What the task requires: Search the records for the string "okuć" and copy every line in which it appears.

Dataset rows for apps and sites:
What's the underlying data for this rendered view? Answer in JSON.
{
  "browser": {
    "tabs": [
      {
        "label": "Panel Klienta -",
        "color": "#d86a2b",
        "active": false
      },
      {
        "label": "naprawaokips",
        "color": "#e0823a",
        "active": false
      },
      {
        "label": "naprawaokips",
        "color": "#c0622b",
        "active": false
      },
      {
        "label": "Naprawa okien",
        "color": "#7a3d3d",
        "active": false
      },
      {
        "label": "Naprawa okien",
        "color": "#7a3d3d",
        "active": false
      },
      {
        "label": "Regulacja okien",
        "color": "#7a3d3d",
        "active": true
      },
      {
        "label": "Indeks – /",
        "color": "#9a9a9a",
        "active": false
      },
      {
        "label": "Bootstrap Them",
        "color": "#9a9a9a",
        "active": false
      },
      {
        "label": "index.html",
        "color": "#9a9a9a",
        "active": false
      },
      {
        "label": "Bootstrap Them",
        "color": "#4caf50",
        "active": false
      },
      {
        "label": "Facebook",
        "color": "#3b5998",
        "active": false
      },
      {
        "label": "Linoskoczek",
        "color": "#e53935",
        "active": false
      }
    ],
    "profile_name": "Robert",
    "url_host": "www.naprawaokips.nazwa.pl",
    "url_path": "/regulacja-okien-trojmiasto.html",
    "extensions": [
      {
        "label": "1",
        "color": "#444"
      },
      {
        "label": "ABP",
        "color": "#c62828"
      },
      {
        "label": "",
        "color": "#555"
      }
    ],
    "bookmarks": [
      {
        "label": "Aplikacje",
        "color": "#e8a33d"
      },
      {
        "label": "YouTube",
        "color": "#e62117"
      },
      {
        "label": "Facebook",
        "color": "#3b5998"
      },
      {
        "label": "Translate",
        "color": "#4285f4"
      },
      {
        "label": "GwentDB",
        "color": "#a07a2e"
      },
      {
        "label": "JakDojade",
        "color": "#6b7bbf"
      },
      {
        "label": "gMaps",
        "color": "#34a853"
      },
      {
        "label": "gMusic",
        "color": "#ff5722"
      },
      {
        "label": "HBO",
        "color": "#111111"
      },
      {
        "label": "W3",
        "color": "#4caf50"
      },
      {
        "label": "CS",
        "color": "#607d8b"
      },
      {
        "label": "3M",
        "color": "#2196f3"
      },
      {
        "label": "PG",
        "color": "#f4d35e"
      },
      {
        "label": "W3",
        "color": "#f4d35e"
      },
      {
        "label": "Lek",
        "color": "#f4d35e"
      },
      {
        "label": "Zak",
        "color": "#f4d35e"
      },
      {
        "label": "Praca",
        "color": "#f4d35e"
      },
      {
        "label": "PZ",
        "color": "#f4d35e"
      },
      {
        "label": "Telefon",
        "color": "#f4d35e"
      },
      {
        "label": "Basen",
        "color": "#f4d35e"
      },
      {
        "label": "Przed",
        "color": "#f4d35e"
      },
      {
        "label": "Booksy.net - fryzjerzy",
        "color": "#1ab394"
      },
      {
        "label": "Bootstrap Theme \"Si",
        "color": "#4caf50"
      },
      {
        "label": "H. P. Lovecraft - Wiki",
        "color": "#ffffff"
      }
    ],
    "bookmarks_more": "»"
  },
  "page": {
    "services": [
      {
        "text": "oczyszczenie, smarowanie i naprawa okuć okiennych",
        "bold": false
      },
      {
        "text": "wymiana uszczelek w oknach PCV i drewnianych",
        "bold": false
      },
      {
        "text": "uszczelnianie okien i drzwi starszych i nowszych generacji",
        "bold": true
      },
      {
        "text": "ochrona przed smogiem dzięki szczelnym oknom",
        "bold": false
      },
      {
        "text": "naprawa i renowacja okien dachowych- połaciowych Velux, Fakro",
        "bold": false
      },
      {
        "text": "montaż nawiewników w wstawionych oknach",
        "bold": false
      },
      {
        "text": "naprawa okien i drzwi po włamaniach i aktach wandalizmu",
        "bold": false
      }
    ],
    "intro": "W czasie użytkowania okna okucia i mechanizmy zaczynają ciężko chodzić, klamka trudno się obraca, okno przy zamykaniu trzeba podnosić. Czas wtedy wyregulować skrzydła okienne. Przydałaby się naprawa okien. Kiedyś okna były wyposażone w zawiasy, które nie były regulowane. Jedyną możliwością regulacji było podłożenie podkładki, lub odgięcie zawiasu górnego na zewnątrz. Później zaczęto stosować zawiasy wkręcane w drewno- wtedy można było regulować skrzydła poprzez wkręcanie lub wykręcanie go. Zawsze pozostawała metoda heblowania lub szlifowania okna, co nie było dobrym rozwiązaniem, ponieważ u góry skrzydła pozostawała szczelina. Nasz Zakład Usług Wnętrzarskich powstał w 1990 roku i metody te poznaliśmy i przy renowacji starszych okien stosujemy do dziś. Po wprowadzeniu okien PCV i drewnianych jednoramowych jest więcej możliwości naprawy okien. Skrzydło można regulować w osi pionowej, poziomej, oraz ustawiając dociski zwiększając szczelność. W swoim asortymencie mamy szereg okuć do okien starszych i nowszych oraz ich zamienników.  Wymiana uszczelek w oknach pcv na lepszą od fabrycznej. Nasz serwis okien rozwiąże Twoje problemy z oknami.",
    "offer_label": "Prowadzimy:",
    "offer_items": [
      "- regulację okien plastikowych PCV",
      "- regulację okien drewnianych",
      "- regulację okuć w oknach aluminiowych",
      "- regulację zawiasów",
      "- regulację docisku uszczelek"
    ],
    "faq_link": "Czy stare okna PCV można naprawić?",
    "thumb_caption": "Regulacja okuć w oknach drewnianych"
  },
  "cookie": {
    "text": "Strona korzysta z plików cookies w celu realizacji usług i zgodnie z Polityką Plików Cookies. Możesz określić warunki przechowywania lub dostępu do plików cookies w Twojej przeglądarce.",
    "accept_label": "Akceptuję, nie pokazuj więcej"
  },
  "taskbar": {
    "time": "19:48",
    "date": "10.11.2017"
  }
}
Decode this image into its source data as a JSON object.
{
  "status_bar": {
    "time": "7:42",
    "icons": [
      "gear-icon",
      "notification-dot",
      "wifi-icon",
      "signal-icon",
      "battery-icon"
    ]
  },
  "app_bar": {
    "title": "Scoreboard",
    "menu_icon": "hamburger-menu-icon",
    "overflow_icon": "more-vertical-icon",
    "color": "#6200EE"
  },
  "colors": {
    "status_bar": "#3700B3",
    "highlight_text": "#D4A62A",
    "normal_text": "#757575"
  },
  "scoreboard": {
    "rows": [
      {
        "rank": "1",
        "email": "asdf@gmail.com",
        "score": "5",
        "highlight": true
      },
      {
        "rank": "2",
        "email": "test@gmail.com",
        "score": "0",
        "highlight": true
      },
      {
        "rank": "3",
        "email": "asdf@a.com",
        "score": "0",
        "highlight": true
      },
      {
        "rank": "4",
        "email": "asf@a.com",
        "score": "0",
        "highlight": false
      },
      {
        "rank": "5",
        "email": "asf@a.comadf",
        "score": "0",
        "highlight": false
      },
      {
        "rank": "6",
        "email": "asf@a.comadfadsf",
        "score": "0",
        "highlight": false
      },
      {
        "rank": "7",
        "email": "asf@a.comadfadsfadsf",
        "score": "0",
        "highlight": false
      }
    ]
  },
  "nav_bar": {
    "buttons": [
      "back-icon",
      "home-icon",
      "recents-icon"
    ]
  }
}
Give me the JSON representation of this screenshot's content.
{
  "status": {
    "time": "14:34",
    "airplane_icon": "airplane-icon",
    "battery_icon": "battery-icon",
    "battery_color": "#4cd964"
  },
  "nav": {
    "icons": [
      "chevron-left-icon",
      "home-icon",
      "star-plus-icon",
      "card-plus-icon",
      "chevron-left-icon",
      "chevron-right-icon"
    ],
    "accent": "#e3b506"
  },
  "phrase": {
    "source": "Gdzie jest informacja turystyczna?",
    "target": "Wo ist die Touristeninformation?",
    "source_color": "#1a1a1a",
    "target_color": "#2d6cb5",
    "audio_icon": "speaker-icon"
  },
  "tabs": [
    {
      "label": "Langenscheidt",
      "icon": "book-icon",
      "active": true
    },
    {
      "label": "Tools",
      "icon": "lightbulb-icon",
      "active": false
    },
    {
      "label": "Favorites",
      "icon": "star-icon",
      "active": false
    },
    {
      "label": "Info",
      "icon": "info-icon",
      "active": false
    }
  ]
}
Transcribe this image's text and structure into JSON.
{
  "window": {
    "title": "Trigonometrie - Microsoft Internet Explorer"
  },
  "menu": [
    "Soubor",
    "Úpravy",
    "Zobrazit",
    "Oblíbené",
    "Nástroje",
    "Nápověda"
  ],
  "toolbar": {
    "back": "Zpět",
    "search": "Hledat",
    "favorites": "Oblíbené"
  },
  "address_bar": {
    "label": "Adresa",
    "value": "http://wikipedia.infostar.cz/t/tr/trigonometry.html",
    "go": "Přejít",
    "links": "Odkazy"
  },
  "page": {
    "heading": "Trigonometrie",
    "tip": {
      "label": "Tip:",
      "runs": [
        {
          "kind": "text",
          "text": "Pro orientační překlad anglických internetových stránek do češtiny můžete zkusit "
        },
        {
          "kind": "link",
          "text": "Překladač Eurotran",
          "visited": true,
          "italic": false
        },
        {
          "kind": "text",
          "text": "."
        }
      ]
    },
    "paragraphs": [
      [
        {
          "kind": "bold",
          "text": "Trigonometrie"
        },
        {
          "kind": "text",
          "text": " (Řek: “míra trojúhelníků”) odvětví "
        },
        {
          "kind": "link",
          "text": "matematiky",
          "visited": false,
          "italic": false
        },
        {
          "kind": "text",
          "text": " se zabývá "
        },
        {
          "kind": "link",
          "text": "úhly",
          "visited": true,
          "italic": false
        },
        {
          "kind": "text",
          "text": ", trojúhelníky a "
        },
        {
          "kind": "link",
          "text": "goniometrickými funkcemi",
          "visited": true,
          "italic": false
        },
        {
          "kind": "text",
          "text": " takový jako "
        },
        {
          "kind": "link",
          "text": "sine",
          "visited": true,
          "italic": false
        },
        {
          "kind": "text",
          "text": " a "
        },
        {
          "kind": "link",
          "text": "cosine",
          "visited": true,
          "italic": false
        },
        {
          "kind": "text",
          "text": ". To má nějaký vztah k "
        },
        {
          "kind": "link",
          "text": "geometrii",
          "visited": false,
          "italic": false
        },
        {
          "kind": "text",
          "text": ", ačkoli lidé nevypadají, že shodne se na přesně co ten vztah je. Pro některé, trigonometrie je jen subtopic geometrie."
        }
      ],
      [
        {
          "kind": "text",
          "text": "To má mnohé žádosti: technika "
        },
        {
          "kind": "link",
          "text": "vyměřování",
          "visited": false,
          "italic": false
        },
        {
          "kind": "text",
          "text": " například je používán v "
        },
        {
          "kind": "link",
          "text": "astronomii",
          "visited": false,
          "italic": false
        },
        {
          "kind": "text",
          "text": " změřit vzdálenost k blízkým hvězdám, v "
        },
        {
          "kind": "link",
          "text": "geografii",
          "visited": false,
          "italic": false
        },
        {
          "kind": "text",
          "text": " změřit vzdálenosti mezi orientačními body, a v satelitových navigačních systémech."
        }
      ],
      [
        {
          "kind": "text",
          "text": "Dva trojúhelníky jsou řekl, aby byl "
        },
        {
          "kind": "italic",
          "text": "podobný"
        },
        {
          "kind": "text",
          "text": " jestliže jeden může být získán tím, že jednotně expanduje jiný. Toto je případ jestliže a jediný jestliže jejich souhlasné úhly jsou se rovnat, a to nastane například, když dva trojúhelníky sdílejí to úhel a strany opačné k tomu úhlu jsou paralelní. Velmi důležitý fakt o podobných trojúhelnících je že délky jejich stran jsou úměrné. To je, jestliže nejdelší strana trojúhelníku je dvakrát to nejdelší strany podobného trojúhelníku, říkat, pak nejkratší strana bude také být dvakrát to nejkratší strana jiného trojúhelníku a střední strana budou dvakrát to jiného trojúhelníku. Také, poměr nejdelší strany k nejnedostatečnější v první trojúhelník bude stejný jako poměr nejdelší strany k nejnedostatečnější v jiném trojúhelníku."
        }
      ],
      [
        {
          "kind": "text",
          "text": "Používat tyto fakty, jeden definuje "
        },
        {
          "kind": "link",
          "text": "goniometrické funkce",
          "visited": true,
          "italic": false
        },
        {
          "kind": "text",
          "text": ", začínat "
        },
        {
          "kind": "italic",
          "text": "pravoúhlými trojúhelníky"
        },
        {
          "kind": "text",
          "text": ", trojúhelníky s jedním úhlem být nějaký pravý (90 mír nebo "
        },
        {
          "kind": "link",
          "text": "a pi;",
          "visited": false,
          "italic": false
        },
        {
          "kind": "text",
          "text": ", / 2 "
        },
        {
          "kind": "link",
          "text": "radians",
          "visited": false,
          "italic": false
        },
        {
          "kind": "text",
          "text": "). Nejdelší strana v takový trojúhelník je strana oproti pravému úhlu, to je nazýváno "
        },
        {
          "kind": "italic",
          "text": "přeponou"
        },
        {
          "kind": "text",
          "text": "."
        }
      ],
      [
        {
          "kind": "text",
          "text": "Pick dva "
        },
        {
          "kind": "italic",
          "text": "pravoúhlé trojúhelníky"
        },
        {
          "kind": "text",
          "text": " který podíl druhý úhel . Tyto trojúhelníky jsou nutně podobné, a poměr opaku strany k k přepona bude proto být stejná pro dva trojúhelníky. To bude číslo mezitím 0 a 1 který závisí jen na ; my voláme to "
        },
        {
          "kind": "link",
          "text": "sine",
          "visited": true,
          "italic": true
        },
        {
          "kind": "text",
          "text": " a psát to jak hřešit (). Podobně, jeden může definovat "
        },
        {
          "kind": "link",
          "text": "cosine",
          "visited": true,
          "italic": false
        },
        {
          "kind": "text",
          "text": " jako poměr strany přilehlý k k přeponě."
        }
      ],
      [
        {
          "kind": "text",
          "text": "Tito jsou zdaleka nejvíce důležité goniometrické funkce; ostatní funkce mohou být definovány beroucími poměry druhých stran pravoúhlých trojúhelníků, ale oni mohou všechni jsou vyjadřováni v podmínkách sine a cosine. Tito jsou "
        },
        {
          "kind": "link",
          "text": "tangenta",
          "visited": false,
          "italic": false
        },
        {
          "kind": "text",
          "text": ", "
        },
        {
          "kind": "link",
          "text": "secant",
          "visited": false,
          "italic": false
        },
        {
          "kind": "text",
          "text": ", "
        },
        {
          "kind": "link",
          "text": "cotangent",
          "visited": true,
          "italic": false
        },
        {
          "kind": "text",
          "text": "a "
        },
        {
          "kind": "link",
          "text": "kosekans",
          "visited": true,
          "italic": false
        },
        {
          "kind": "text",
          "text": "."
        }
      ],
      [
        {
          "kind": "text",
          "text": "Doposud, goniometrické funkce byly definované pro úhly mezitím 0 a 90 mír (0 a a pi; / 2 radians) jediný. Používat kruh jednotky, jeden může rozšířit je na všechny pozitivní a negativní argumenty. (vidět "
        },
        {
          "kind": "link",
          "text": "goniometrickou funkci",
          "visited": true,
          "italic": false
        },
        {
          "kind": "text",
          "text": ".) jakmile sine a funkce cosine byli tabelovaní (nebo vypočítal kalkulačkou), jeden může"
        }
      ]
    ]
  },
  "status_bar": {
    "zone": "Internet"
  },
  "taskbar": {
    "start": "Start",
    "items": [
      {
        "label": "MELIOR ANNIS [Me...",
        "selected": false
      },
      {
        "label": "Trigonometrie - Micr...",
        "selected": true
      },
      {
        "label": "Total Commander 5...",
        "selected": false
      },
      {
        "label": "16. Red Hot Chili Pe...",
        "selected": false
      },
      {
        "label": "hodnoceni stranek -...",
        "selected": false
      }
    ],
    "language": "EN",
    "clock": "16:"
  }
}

Solved problem:
        "text": "oczyszczenie, smarowanie i naprawa okuć okiennych",
    "intro": "W czasie użytkowania okna okucia i mechanizmy zaczynają ciężko chodzić, klamka trudno się obraca, okno przy zamykaniu trzeba podnosić. Czas wtedy wyregulować skrzydła okienne. Przydałaby się naprawa okien. Kiedyś okna były wyposażone w zawiasy, które nie były regulowane. Jedyną możliwością regulacji było podłożenie podkładki, lub odgięcie zawiasu górnego na zewnątrz. Później zaczęto stosować zawiasy wkręcane w drewno- wtedy można było regulować skrzydła poprzez wkręcanie lub wykręcanie go. Zawsze pozostawała metoda heblowania lub szlifowania okna, co nie było dobrym rozwiązaniem, ponieważ u góry skrzydła pozostawała szczelina. Nasz Zakład Usług Wnętrzarskich powstał w 1990 roku i metody te poznaliśmy i przy renowacji starszych okien stosujemy do dziś. Po wprowadzeniu okien PCV i drewnianych jednoramowych jest więcej możliwości naprawy okien. Skrzydło można regulować w osi pionowej, poziomej, oraz ustawiając dociski zwiększając szczelność. W swoim asortymencie mamy szereg okuć do okien starszych i nowszych oraz ich zamienników.  Wymiana uszczelek w oknach pcv na lepszą od fabrycznej. Nasz serwis okien rozwiąże Twoje problemy z oknami.",
      "- regulację okuć w oknach aluminiowych",
    "thumb_caption": "Regulacja okuć w oknach drewnianych"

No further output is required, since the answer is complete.